Having an ADA compliant library is necessary by law, but you can go above the ADA requirements to become an ADA friendly library and better help your patrons with different abilities.
Think about how you address or how you and your colleagues talk about people with different abilities. Use phrases that highlight the person more than the disability. For example: a person who uses a wheelchair, a person who has a mental illness, a person with limited sight. The disability always comes second, and the person comes first. Also think about common phrases that might not be inclusive such as “falls on deaf ears” or “the weather is so bipolar this week.” While it is common to use deaf in this context and to refer to things as bipolar people who are deaf or have a bipolar disorder might not feel included if you use their different abilities as a negative. The words you use and how you use them matter. If you’re unsure how to refer to someone, just ask.
But words are not the only part you and your library need to think about. Space, collections, accessibility of programs are all topics you should think about while making your library friendlier. Take into account the physical space of your library and how ADA requirements may require that you make some adjustments to how your library is arranged. The ADA requires 36 inches between aisles of shelving units, but the recommendation is 42 inches. Six inches may not seem like a big difference, but it could mean having a patron in a wheelchair be able to turn around in the middle of an aisle versus having to back out of an aisle or go the whole way down the aisle and retrace their path. There is a requirement of 40 inches between furniture, but again having a wider area, even if it is just a few inches, could make it easier for people using motorized wheelchairs, which can be larger than non-motorized wheelchairs, get around in the library.
Periodical shelving should not be taller than 48 inches, but there is not a listing for the height of bookshelves. Book shelving is another area to think about. If your library needs to use top and bottom shelves to fit the collection make sure there is signage pointing to where someone can ask for help if they cannot access a book. Sometimes books on the bottom shelves can be as hard to access as those on the top.
Make sure your library staff is informed about alternatives. The Talking Books Program is amazing and not always talked about. In Pennsylvania, the local Library of Assisted Media for Pennsylvanians (LAMP) has wonderful handouts and does trainings for libraries. The Erie County Public Library staff has gone through several of them.
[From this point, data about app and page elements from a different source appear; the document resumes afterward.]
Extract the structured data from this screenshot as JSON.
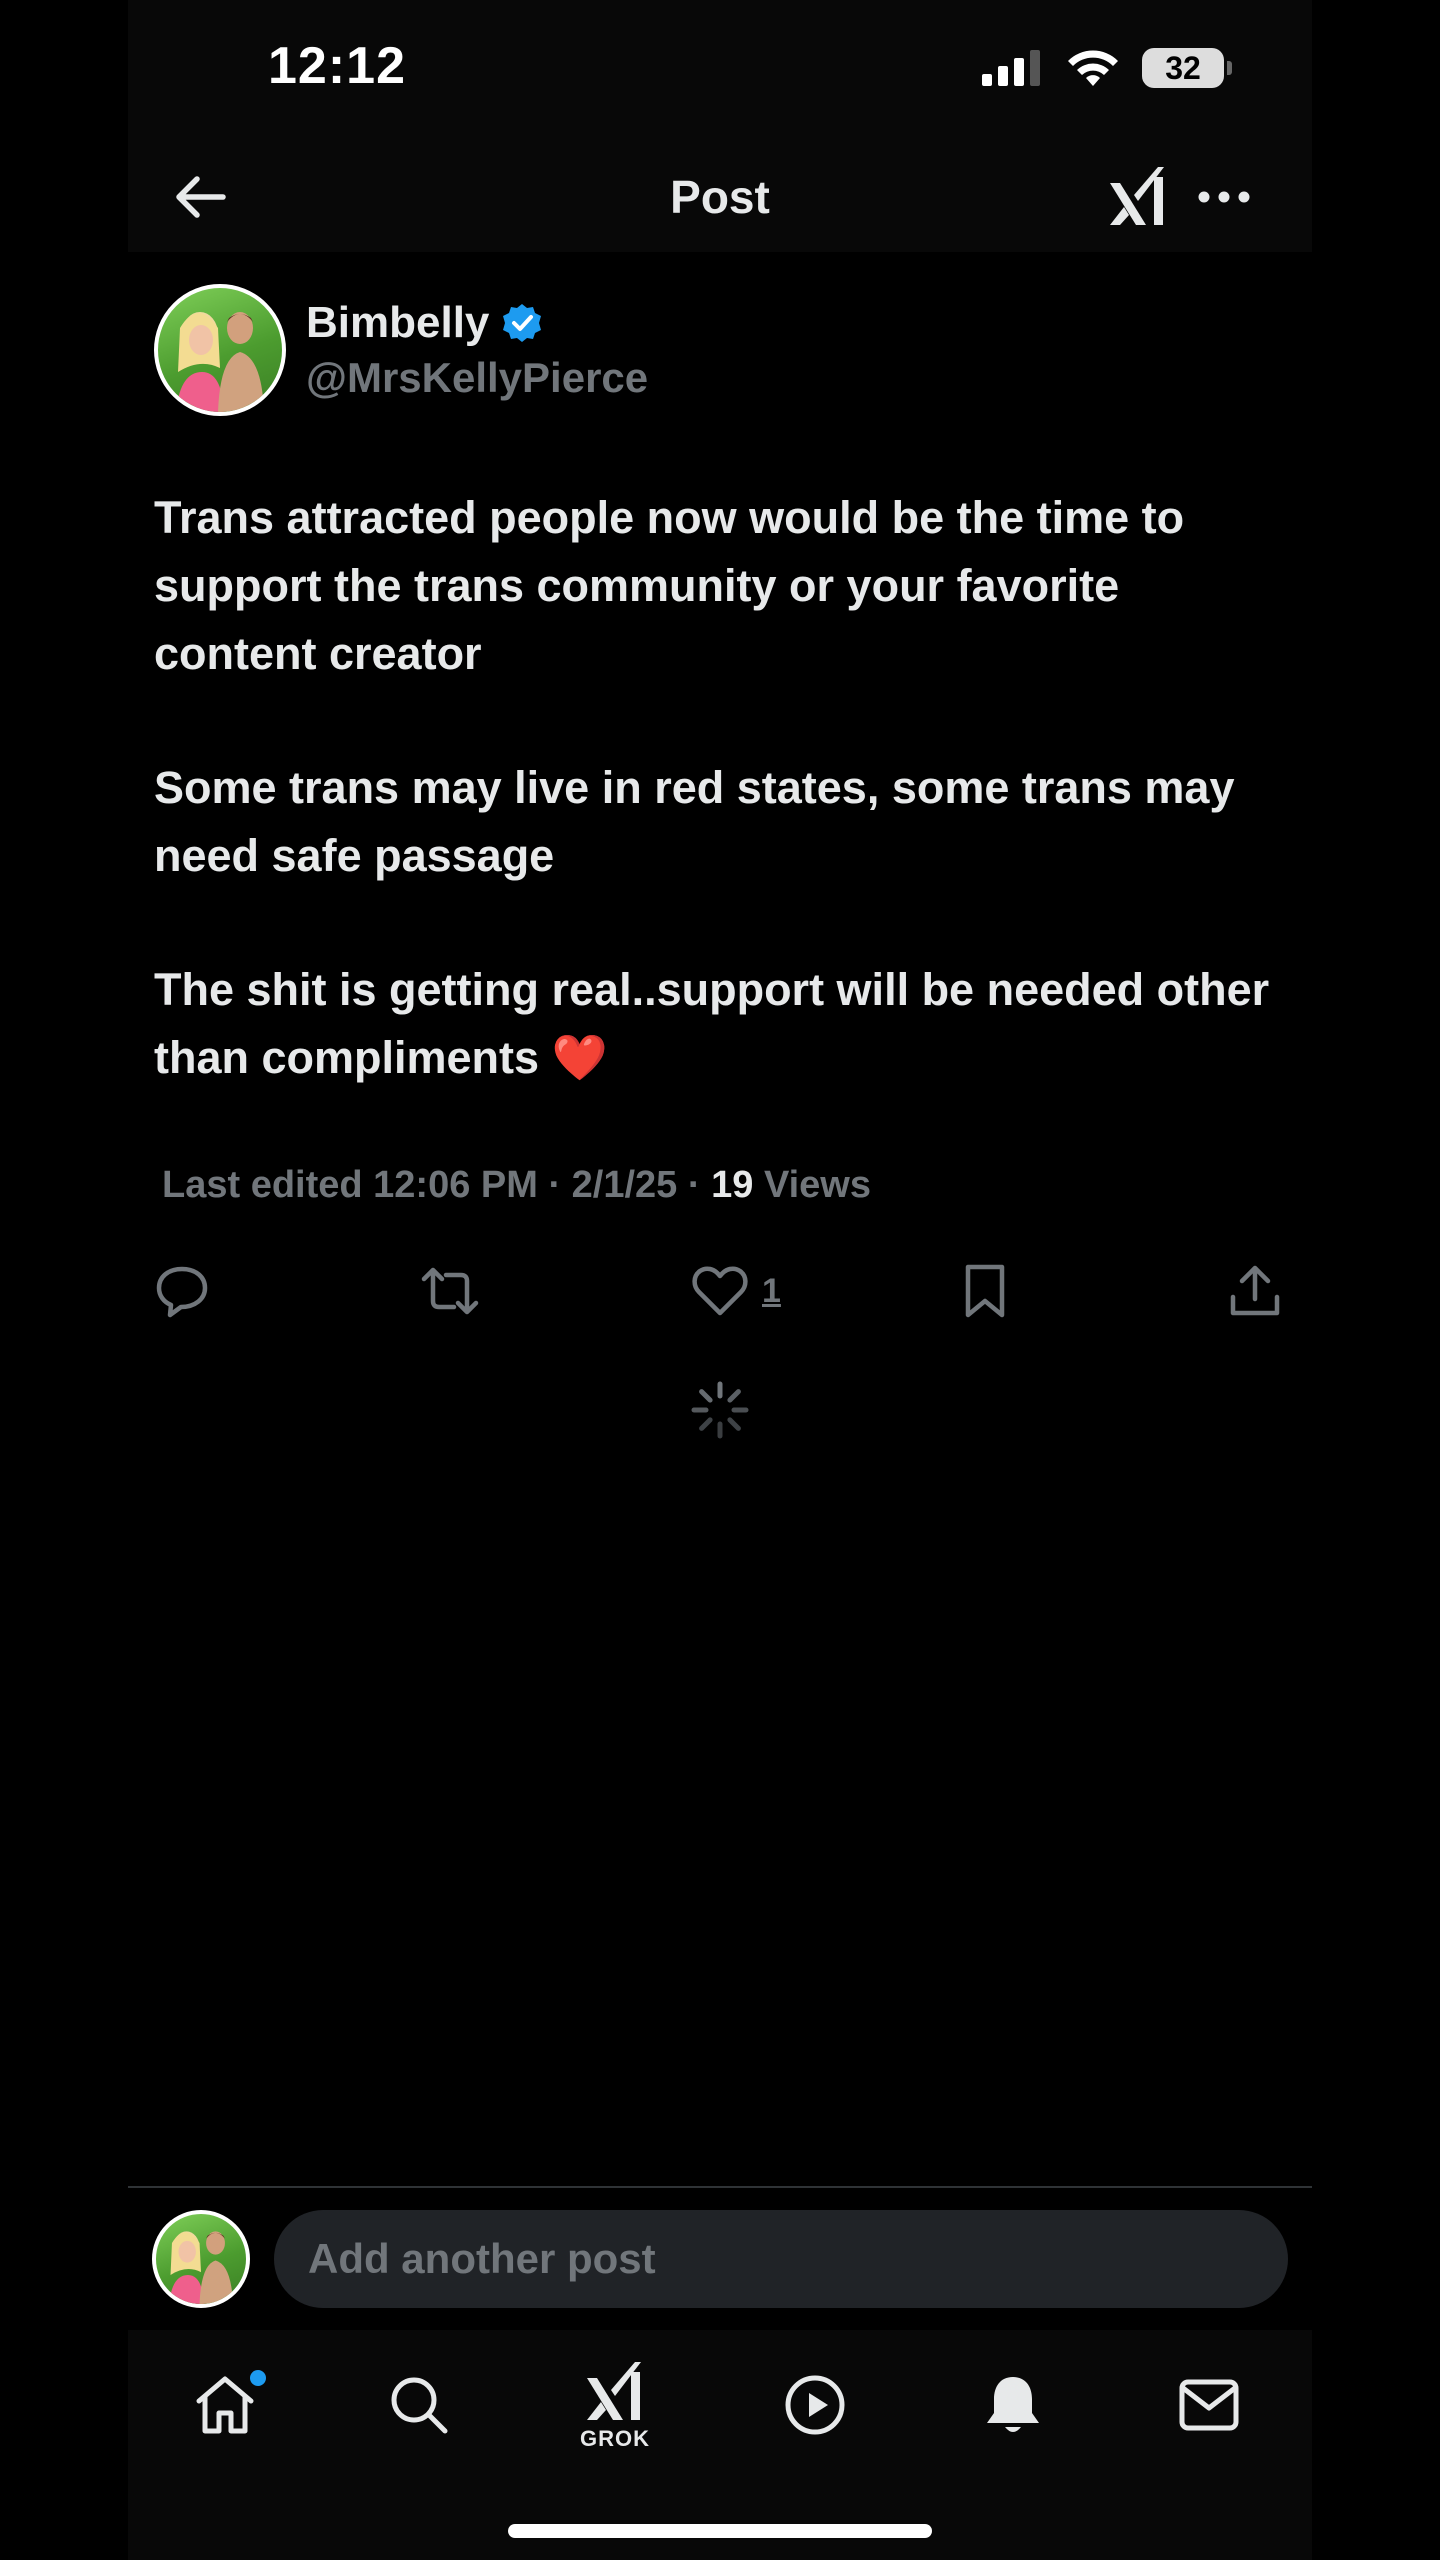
{
  "status_bar": {
    "time": "12:12",
    "battery": "32"
  },
  "header": {
    "title": "Post"
  },
  "post": {
    "author_name": "Bimbelly",
    "author_handle": "@MrsKellyPierce",
    "paragraphs": [
      "Trans attracted people now would be the time to support the trans community or your favorite content creator",
      "Some trans  may live in red states, some trans may need safe passage",
      "The shit is getting real..support will be needed other than compliments ❤️"
    ],
    "edited_label": "Last edited 12:06 PM · 2/1/25",
    "views_sep": " · ",
    "views_count": "19",
    "views_label": " Views"
  },
  "actions": {
    "like_count": "1"
  },
  "composer": {
    "placeholder": "Add another post"
  },
  "nav": {
    "grok_label": "GROK"
  },
  "colors": {
    "background": "#000000",
    "text": "#e7e9ea",
    "secondary": "#71767b",
    "accent": "#1d9bf0",
    "heart": "#f91880"
  },
  "icons": [
    "back-arrow-icon",
    "grok-icon",
    "more-icon",
    "verified-badge-icon",
    "reply-icon",
    "repost-icon",
    "like-icon",
    "bookmark-icon",
    "share-icon",
    "loading-spinner-icon",
    "home-icon",
    "search-icon",
    "play-icon",
    "bell-icon",
    "mail-icon"
  ]
}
This program provides large print and audiobooks plus players for people with sight differences. When I explain it to patrons, they think the program is not for them because they only have trouble reading regular print, but this program is for them. LAMP has a larger large print collection than most libraries could afford.
The Talking Books program can get audiobooks that are not commercially released as audiobooks because of the type of work they do. Check out your local Talking Books library and see if they have trainings available for you and your colleagues or staff. Also, the program has materials for kids and young adults as well.
Mark Lee, administrator for LAMP said, “Hot spots are piloted with us. During the pandemic we couldn’t ship anything and realized people didn’t have access to the internet. We put Braille labeling on them. We tried to make the more accessible since most don’t have audio cues and are very inaccessible for most people with sight issues. ” He continued, “Other libraries have been calling asking how we did it. National Library Service has allowed us (LAMP) into a locked down cell phone service pilot program where people can access BARD.” BARD is an audiobook system available for smart devices and tables. See what types of accessible media library materials are available for your state.
ALA Library Services for People with Disabilities Policy
In 2001, the American Library Association created a policy for patrons with different abilities. If you are not offering these services, try to find ways to incorporate them into your programming. “Libraries must not discriminate against individuals with disabilities and shall ensure that individuals with disabilities have equal access to library resources. To ensure such access, libraries may provide individuals with disabilities with services such as extended loan periods, waived late fines, extended reserve periods, library cards for proxies, books by mail, reference services by fax or email, home delivery service, remote access to the OPAC, remote electronic access to library resources, volunteer readers in the library, volunteer technology assistants in the library, American Sign Language (ASL) interpreter or realtime captioning at library programs, and radio reading services. Libraries should include persons with disabilities as participants in the planning, implementing, and evaluating of library services, programs, and facilities.”
There are organizations that will do walk-throughs of your facilities and let you know how you can make your library more ADA friendly. If you have questions or want to have a more inclusive facility, think about reaching out to schedule a tour. The Erie County Public Library contacted The Human Relations Commission (https://eriecountypa.gov/departments/human-relations-commission/) who put them in touch with Community Resources for Independence (CRI) (https://www.crinet.org/), who did an initial walk-through of the library.
It is quite easy to see people who have physical different abilities, but those with invisible different abilities are not as easy to spot or know how to immediately help. Asking your administration to host or having your staff taking a mental health first aid training can help with some of these invisibilities but not all. There are some diseases that attack the body from within like lupus or fibromyalgia that affect what a patron can do, but we, as library staff, might not be able to see.
Above all, be helpful and kind when dealing with requests. You have no idea what someone else is experiencing. There are hundreds of other ways to be more ADA friendly. If you are interested in more resources, please see the following:
- Basic Requirements
- ALA 2001 Policy
- Prioritizing Accessibility